Investigation of rodenticide pathway in urban systems through isotopically labeled bait
Rodenticides, particularly anticoagulant rodenticides, are coming under increasing scrutiny in the US. In California, several Assembly Bills have proposed the banning of, or new restrictions on, the uses of acute and anticoagulant rodenticides. The proponents of these Assembly Bills are primarily concerned with the impacts of anticoagulant rodenticides, particularly second generation anticoagulant rodenticides, on California’s wildlife.
Studies across the US have shown varying levels of sublethal and lethal exposure of top-level predators like mountain lions, bobcats and coyotes to anticoagulant rodenticides. In California, often over 75% of animals tested for anticoagulant residues have detections of ARs. While little is known about the sublethal effects of rodenticides on wildlife, mortalities from rodenticide intoxication have been documented for a number of species.
This study will investigate which species are exposed to a rodenticide in a food web with the coyote as the apex predator, after a second generation rodenticide bait is applied in bait stations to target roof rats. A University of California Research and Extension Center site will serve as a model system in which as many individual animals as possible will be passively monitored for the presence of an isotopically-labelled bait. The data collected from the field sites will be used to construct exposure pathways, based on the proportion of positively marked individuals of each species and the length of time the marker is detected in them.

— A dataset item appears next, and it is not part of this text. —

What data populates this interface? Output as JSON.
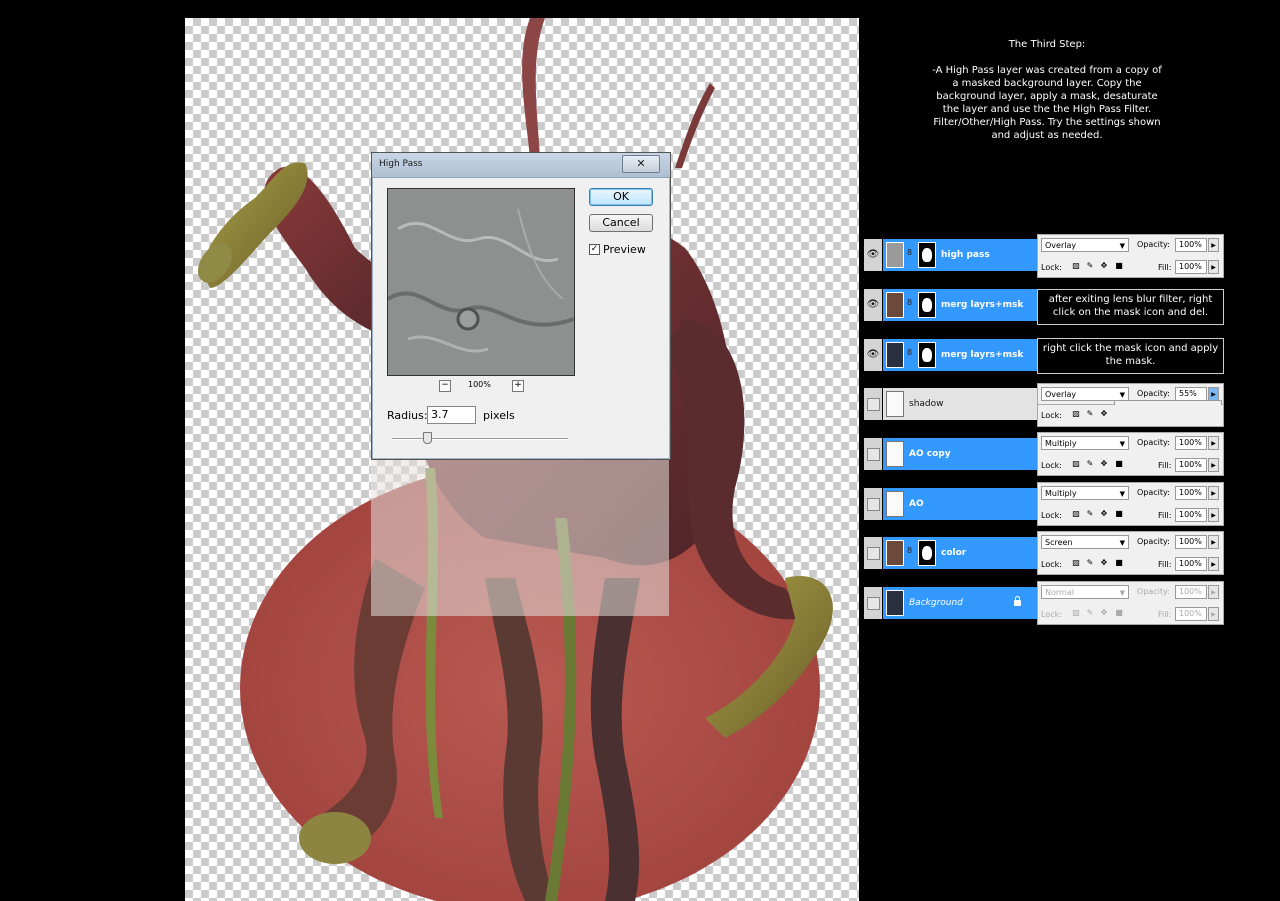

This approach has not previously been applied to investigating rodenticide exposure pathways. Its ability to detect evidence of consumption in many individuals through passive sampling of living animals has the potential to yield more information than other studies that have analyzed for rodenticide residues in carcasses.